MATERIAL FOR THIS EXERCISE START
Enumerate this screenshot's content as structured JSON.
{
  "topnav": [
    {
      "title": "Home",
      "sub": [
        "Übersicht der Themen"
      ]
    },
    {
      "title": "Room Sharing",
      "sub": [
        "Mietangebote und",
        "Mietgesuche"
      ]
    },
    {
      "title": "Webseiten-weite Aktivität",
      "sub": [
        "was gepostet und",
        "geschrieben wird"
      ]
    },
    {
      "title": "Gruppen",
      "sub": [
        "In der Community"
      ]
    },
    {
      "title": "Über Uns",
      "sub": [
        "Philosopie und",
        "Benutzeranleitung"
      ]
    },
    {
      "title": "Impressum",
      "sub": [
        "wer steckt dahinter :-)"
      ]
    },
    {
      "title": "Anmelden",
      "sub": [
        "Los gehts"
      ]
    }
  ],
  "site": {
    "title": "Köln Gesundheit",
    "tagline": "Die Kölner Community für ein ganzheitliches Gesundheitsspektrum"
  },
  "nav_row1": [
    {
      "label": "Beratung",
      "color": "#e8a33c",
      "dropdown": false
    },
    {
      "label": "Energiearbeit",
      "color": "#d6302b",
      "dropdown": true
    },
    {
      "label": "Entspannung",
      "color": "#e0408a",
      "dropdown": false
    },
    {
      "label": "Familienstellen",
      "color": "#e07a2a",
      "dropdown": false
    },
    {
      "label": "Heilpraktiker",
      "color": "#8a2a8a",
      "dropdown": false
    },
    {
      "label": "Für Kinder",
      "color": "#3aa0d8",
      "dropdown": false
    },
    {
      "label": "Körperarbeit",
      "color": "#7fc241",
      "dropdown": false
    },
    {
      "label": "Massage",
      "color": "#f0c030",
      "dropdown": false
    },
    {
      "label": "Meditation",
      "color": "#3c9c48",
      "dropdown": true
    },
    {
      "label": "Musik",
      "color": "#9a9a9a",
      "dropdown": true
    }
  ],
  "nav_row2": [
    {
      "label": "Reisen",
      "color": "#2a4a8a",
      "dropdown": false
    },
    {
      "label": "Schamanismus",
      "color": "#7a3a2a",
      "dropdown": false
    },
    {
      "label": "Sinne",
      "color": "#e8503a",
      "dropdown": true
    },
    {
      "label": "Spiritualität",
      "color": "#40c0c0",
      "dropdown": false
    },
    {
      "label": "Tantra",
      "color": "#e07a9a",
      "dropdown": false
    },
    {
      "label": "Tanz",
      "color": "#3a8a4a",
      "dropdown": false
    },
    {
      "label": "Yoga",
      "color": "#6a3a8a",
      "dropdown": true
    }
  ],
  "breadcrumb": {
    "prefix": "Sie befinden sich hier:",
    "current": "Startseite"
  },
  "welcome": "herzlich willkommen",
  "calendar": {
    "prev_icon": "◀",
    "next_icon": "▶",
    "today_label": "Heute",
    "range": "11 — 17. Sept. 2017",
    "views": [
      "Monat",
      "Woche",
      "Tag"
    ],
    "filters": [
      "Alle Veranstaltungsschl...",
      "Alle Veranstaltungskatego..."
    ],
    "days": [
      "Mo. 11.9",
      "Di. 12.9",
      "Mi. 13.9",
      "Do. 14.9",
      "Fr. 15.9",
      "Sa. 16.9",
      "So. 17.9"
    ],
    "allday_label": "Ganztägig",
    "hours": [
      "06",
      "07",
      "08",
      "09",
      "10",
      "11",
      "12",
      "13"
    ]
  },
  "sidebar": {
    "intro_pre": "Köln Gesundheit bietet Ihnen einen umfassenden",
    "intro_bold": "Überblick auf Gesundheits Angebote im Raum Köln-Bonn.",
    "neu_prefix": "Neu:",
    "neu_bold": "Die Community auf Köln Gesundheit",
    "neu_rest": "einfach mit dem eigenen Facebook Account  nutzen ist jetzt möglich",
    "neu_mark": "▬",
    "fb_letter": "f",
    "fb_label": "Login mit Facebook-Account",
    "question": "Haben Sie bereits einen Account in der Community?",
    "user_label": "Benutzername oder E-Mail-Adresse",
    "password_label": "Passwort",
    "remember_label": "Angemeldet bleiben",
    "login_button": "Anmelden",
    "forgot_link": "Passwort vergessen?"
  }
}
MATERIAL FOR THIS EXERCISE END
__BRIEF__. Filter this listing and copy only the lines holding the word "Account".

__ANSWER TO THE PROBLEM__.
    "neu_rest": "einfach mit dem eigenen Facebook Account  nutzen ist jetzt möglich",
    "fb_label": "Login mit Facebook-Account",
    "question": "Haben Sie bereits einen Account in der Community?",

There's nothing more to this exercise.